How to Support Employees Returning to Work During COVID-19
As states reopen, many employees are returning to their physical workplace for the first time in months. The workplace can offer a welcome break from the distractions of home, but it comes with its own dangers and stressors.
Employers are heeding advice from the Centers for Disease Control and the White House, but what else can they do to support employees? Evolve their employee benefits.
Here are four employee benefits that can support employees as they return to work in the wake of COVID-19.
Many parents, particularly working moms, have been carrying the heavy burden of balancing work and life during the pandemic. Prior to this, mothers already spent about twice as much time as fathers did caring for children fathers, according to Pew Research.
When employees worked from home, they juggled homeschooling and Zoom meetings. But as your employees return to work, they still need reliable, affordable childcare.
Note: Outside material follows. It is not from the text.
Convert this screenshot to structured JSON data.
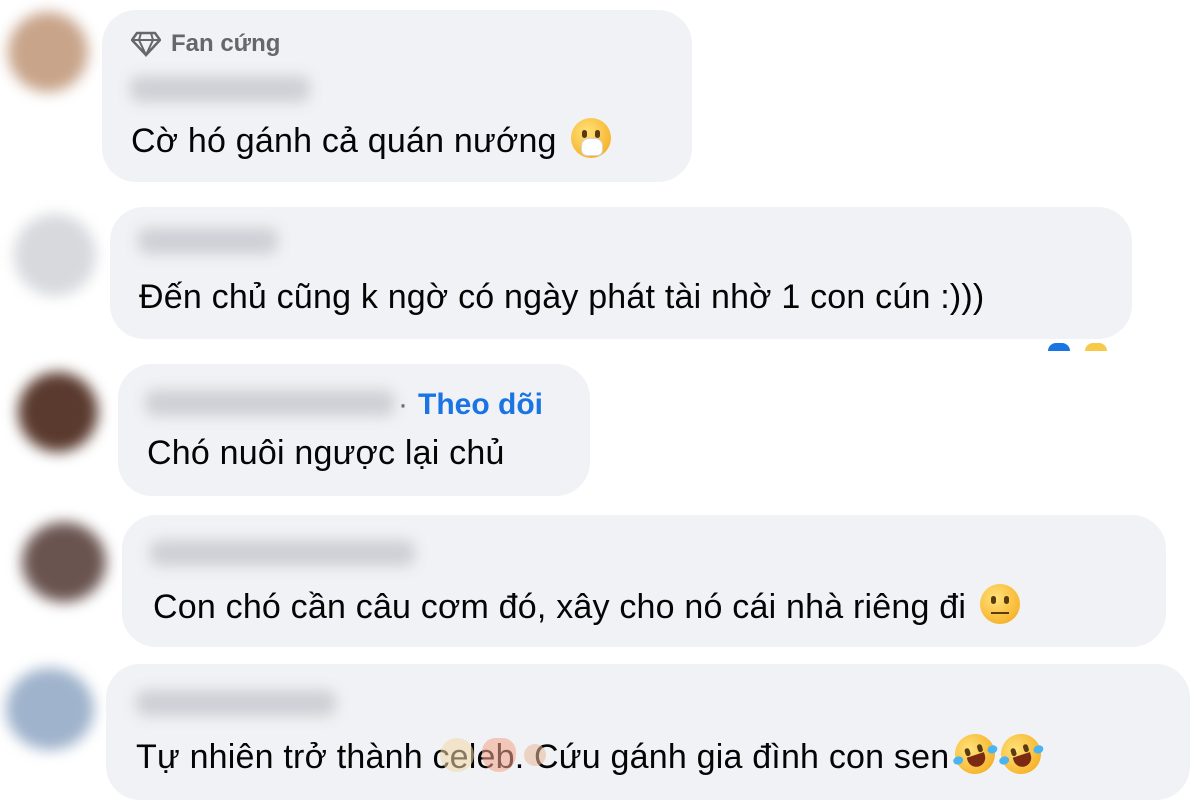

Caretaker benefits can ease this transition by providing assistance with childcare. Some EAPs may already have services to help working parents find affordable childcare near them; however, EAPs are typically under-utilized. That’s why some employers are providing free or discounted memberships to babysitting platforms like Sittercity.
Caretaker benefits can also include assistance with finding and paying for elder care, especially as COVID-19 cases rise in nursing homes and assisted living facilities.
Nearly half of adults report that their mental health was negatively affected by COVID-19. Wellness benefits can help mitigate stress both in and out of the office.
Many wellness programs emphasize exercise, but with many gyms and fitness studios closed or limiting capacity, access to facilities becomes difficult. To compensate, employers might create at-home programs, such as a daily step challenge or 5K training.
Employers should also renew their emphasis on holistic wellbeing. This includes not just exercise but also self-care activities, yoga, meditation and mindfulness. Raise awareness of wellness programs through regular employee communications — such as emails and flyers — both in and out of the workplace.
With the pandemic upsetting many routines, a fixed 9-to-5 schedule isn’t always possible, especially for parents. Offering flexible schedules can help alleviate stress without impeding productivity.
Flexible scheduling can also help with retention. In fact, 80% of workers said they would be more loyal to their company if their employer offered flexible schedules. And 1 in 4 workers said they would take a 10-20% pay cut in exchange for flexible scheduling.
Flexibility might mean allowing employees to work from home part of the time — which can also help with social distancing — or allowing for different hours that better accommodate an employee’s life, such as 7 a.m. to 3 p.m. or 10 a.m. to 6 p.m.
Until there is a vaccine for COVID-19, employers must first and foremost prioritize employees’ safety as they return to the workplace. And employers know it’s more important than ever to encourage employees to stay home if they feel sick.
Thanks to the CARES Act, more doctors and healthcare practitioners than ever before have been able to offer remote visits. But many insurers are scaling back their telemedicine coverage as states reopen, and other insurers don’t cover telemedicine at all. Even insurance plans that include telemedicine may still require a copay, discouraging use.
Offering no-cost telemedicine is a simple and effective way to keep employees healthy and out of doctor’s offices, urgent care centers and ERs. Telemedicine gives them the care they need — whether it’s treatment for a UTI or evaluation for potential COVID-19 symptoms — via mobile app, website or phone. It’s an employee benefit available when and where they need care, helping them feel better, faster.